Monday, October 25, 2010
Alex Kreit (Thomas Jefferson School of Law) has posted Beyond the Prohibition Debate: Thoughts on Federal Drug Laws in an Age of State Reforms (Chapman Law Review, Vol. 13, p. 555, 2010) on SSRN. Here is the abstract:
Nearly forty years after President Richard Nixon first declared a "war on drugs" (calling drugs the "modern curse of the youth, just like the plagues and epidemics of former years") it seems the war may finally be coming to an end. In his first interview after being confirmed as the Director of the Office of National Drug Control Policy, Gil Kerlikowske told the Wall Street Journal that he thought it was time to retire the war rhetoric when it comes to addressing drug abuse. At the state level, the past year has seen proposals to legalize marijuana introduced in a handful of states with polls showing approximately forty-five percent of Americans nationwide in support of the idea. Importantly, these recent developments follow nearly a decade and a half of successful drug reform measures at the state level on issues ranging from medical marijuana, treatment instead of incarceration, asset forfeiture, and marijuana decriminalization. In short, the argument that we should end the war on drugs in favor of a new approach no longer resides in the world of the politically unthinkable, and has quickly become a subject of serious policy and political discussion.
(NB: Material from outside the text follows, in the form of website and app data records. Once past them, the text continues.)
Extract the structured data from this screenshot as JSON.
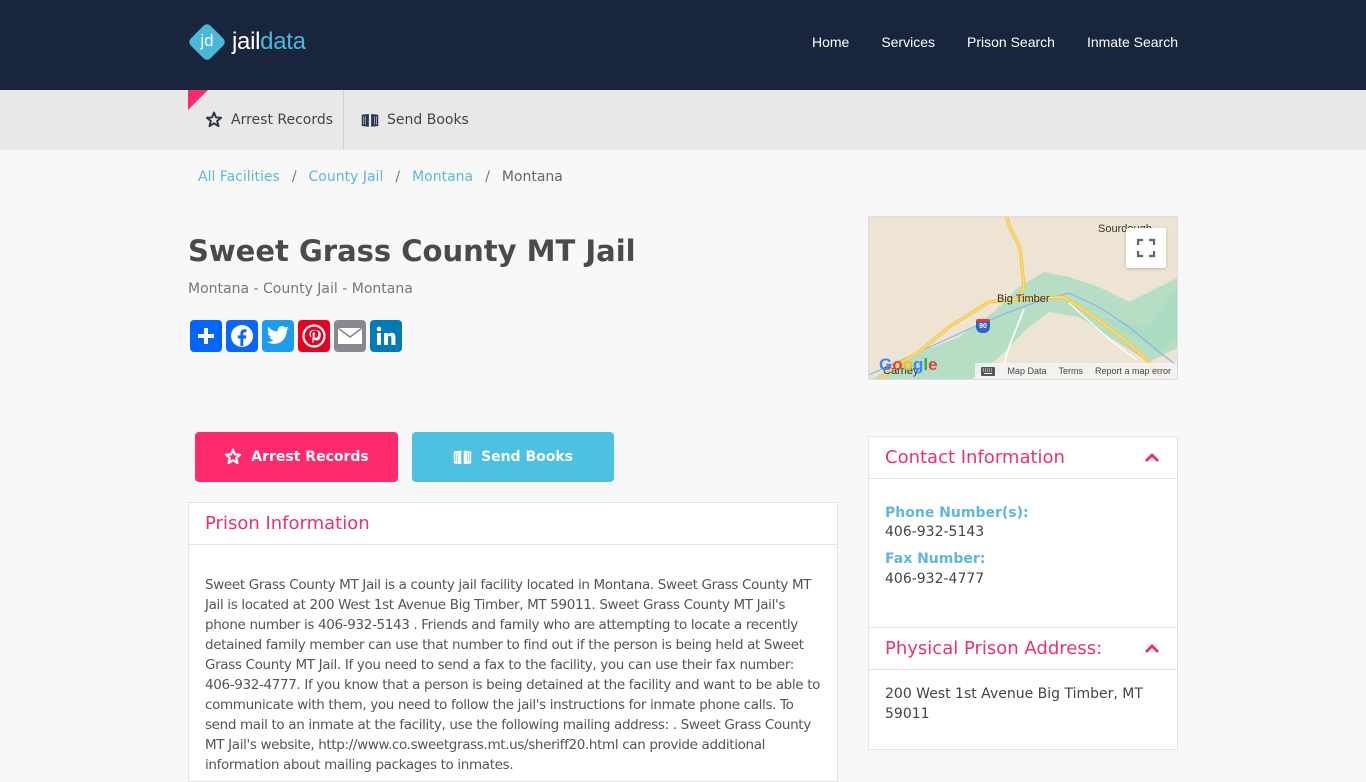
{
  "brand": {
    "jd": "jd",
    "name_part1": "jail",
    "name_part2": "data"
  },
  "nav": {
    "items": [
      {
        "label": "Home"
      },
      {
        "label": "Services"
      },
      {
        "label": "Prison Search"
      },
      {
        "label": "Inmate Search"
      }
    ]
  },
  "subnav": {
    "items": [
      {
        "label": "Arrest Records",
        "icon": "sheriff-star-icon"
      },
      {
        "label": "Send Books",
        "icon": "open-book-icon"
      }
    ]
  },
  "breadcrumb": {
    "items": [
      "All Facilities",
      "County Jail",
      "Montana"
    ],
    "current": "Montana",
    "separator": "/"
  },
  "page": {
    "title": "Sweet Grass County MT Jail",
    "subtitle": "Montana - County Jail - Montana"
  },
  "share": {
    "buttons": [
      "Share",
      "Facebook",
      "Twitter",
      "Pinterest",
      "Email",
      "LinkedIn"
    ]
  },
  "map": {
    "labels": {
      "town": "Big Timber",
      "north": "Sourdough",
      "southwest": "Carney",
      "highway": "90"
    },
    "footer": [
      "Map Data",
      "Terms",
      "Report a map error"
    ],
    "google": "Google"
  },
  "actions": {
    "arrest_records": "Arrest Records",
    "send_books": "Send Books"
  },
  "prison_info": {
    "heading": "Prison Information",
    "text": "Sweet Grass County MT Jail is a county jail facility located in Montana. Sweet Grass County MT Jail is located at 200 West 1st Avenue Big Timber, MT 59011. Sweet Grass County MT Jail's phone number is 406-932-5143 . Friends and family who are attempting to locate a recently detained family member can use that number to find out if the person is being held at Sweet Grass County MT Jail. If you need to send a fax to the facility, you can use their fax number: 406-932-4777. If you know that a person is being detained at the facility and want to be able to communicate with them, you need to follow the jail's instructions for inmate phone calls. To send mail to an inmate at the facility, use the following mailing address: . Sweet Grass County MT Jail's website, http://www.co.sweetgrass.mt.us/sheriff20.html can provide additional information about mailing packages to inmates."
  },
  "contact": {
    "heading": "Contact Information",
    "phone_label": "Phone Number(s):",
    "phone": "406-932-5143",
    "fax_label": "Fax Number:",
    "fax": "406-932-4777"
  },
  "address": {
    "heading": "Physical Prison Address:",
    "line1": "200 West 1st Avenue Big Timber, MT",
    "line2": "59011"
  },
  "colors": {
    "navy": "#19253d",
    "pink": "#ff2a6b",
    "cyan": "#4ec0e0",
    "accent_text": "#e8336a",
    "link": "#5fb8d8"
  }
}
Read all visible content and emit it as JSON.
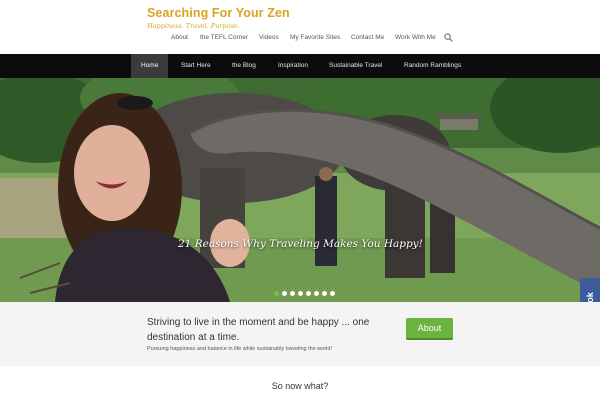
{
  "site": {
    "title": "Searching For Your Zen",
    "tagline": "Happiness. Travel. Purpose."
  },
  "topnav": {
    "items": [
      "About",
      "the TEFL Corner",
      "Videos",
      "My Favorite Sites",
      "Contact Me",
      "Work With Me"
    ],
    "search_icon": "magnifier"
  },
  "mainbar": {
    "items": [
      "Home",
      "Start Here",
      "the Blog",
      "Inspiration",
      "Sustainable Travel",
      "Random Ramblings"
    ],
    "active": "Home"
  },
  "hero": {
    "caption": "21 Reasons Why Traveling Makes You Happy!",
    "slide_count": 8,
    "active_slide": 1
  },
  "social": {
    "facebook_label": "facebook"
  },
  "featured": {
    "title": "Striving to live in the moment and be happy ... one destination at a time.",
    "subtitle": "Pursuing happiness and balance in life while sustainably traveling the world!",
    "button_label": "About"
  },
  "section": {
    "heading": "So now what?"
  },
  "colors": {
    "brand": "#d9a520",
    "menu_bg": "#0c0c0c",
    "button_green": "#6cb33f",
    "facebook_blue": "#3b5b99"
  }
}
This Article considers how we might think about federal drug laws in a post-drug war context, particularly one in which states are increasingly passing laws that are at-odds with federal law. It argues that, when it comes to federal drug law, traditional debates about prohibition, legalization, or decriminalization turn out to be surprisingly unimportant. Instead, as states begin to enact new policies, the key question facing federal lawmakers and administration officials will be how to harmonize federal law with state reforms.
The Article's argument proceeds in four Parts. Part I provides a brief overview of the mounting evidence that the war on drugs strategy has proven to be an extremely costly and largely ineffective method for dealing with the problem of drug abuse. Part I also looks at how dissatisfaction with the current approach has led to increased interest in decriminalizing or legalizing marijuana, even at the federal level. Part II argues that the focus on debates over legalization or decriminalization at the federal level is misplaced. This is because, even if it wanted to, the federal government would not have the ability to unilaterally "legalize" or "decriminalize" any controlled substances. Using the example of medical marijuana laws as a case study, Part III contends that, just as the federal government does not have the ability to unilaterally decriminalize a drug, it also does not have the power to stop states from reforming their own laws. Part IV considers the implications of Parts II and III and concludes that they counsel in favor of reforming federal drug laws in a way that would respect states' decisions to innovate in the area of drug policy, while also providing important controls and incentives to prevent against negative externalities in the form of spillover effects in neighboring states.